* _Task to complete_:
Below is a block of records; return all of them exactly, but without the images.

* _Record set_:
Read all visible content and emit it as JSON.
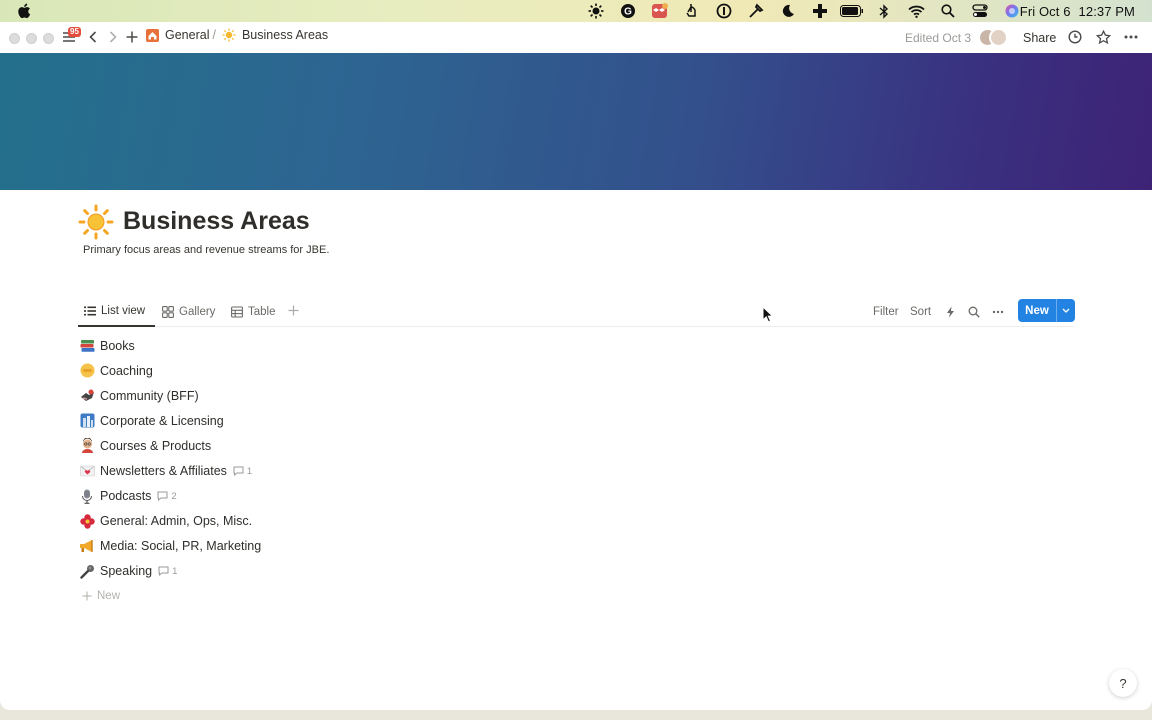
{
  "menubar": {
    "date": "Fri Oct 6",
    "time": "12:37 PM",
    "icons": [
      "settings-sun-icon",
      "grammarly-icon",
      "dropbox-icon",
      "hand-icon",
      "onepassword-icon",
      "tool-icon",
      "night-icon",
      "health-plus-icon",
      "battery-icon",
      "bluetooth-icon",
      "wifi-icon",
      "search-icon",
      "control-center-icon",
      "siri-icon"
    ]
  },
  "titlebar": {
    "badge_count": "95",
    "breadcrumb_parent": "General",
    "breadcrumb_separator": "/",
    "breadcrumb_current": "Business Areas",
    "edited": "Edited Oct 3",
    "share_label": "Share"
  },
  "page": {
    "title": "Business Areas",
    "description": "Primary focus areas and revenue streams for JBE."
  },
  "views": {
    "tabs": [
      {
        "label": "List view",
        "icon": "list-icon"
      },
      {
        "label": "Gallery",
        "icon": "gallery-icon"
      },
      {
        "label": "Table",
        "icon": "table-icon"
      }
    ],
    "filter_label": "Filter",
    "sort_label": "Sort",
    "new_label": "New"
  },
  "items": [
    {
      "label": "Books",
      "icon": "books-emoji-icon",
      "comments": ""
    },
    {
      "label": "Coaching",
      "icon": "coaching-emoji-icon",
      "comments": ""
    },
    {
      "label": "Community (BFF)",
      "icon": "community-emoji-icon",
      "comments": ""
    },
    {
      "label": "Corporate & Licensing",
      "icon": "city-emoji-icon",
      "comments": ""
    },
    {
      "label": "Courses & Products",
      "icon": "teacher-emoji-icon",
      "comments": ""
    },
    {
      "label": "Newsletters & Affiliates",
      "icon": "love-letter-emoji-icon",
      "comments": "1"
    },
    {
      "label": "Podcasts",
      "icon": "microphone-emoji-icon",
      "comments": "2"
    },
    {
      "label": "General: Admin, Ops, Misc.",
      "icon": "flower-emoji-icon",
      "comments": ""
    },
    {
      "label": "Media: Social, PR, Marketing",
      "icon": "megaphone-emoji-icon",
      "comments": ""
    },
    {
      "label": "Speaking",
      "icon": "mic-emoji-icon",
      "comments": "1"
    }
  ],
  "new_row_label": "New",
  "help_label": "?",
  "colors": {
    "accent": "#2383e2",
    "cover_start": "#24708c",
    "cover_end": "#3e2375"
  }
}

* _Written answer_:
Read all visible content and emit it as JSON.
{
  "menubar": {
    "date": "Fri Oct 6",
    "time": "12:37 PM",
    "icons": [
      "settings-sun-icon",
      "grammarly-icon",
      "dropbox-icon",
      "hand-icon",
      "onepassword-icon",
      "tool-icon",
      "night-icon",
      "health-plus-icon",
      "battery-icon",
      "bluetooth-icon",
      "wifi-icon",
      "search-icon",
      "control-center-icon",
      "siri-icon"
    ]
  },
  "titlebar": {
    "badge_count": "95",
    "breadcrumb_parent": "General",
    "breadcrumb_separator": "/",
    "breadcrumb_current": "Business Areas",
    "edited": "Edited Oct 3",
    "share_label": "Share"
  },
  "page": {
    "title": "Business Areas",
    "description": "Primary focus areas and revenue streams for JBE."
  },
  "views": {
    "tabs": [
      {
        "label": "List view",
        "icon": "list-icon"
      },
      {
        "label": "Gallery",
        "icon": "gallery-icon"
      },
      {
        "label": "Table",
        "icon": "table-icon"
      }
    ],
    "filter_label": "Filter",
    "sort_label": "Sort",
    "new_label": "New"
  },
  "items": [
    {
      "label": "Books",
      "icon": "books-emoji-icon",
      "comments": ""
    },
    {
      "label": "Coaching",
      "icon": "coaching-emoji-icon",
      "comments": ""
    },
    {
      "label": "Community (BFF)",
      "icon": "community-emoji-icon",
      "comments": ""
    },
    {
      "label": "Corporate & Licensing",
      "icon": "city-emoji-icon",
      "comments": ""
    },
    {
      "label": "Courses & Products",
      "icon": "teacher-emoji-icon",
      "comments": ""
    },
    {
      "label": "Newsletters & Affiliates",
      "icon": "love-letter-emoji-icon",
      "comments": "1"
    },
    {
      "label": "Podcasts",
      "icon": "microphone-emoji-icon",
      "comments": "2"
    },
    {
      "label": "General: Admin, Ops, Misc.",
      "icon": "flower-emoji-icon",
      "comments": ""
    },
    {
      "label": "Media: Social, PR, Marketing",
      "icon": "megaphone-emoji-icon",
      "comments": ""
    },
    {
      "label": "Speaking",
      "icon": "mic-emoji-icon",
      "comments": "1"
    }
  ],
  "new_row_label": "New",
  "help_label": "?",
  "colors": {
    "accent": "#2383e2",
    "cover_start": "#24708c",
    "cover_end": "#3e2375"
  }
}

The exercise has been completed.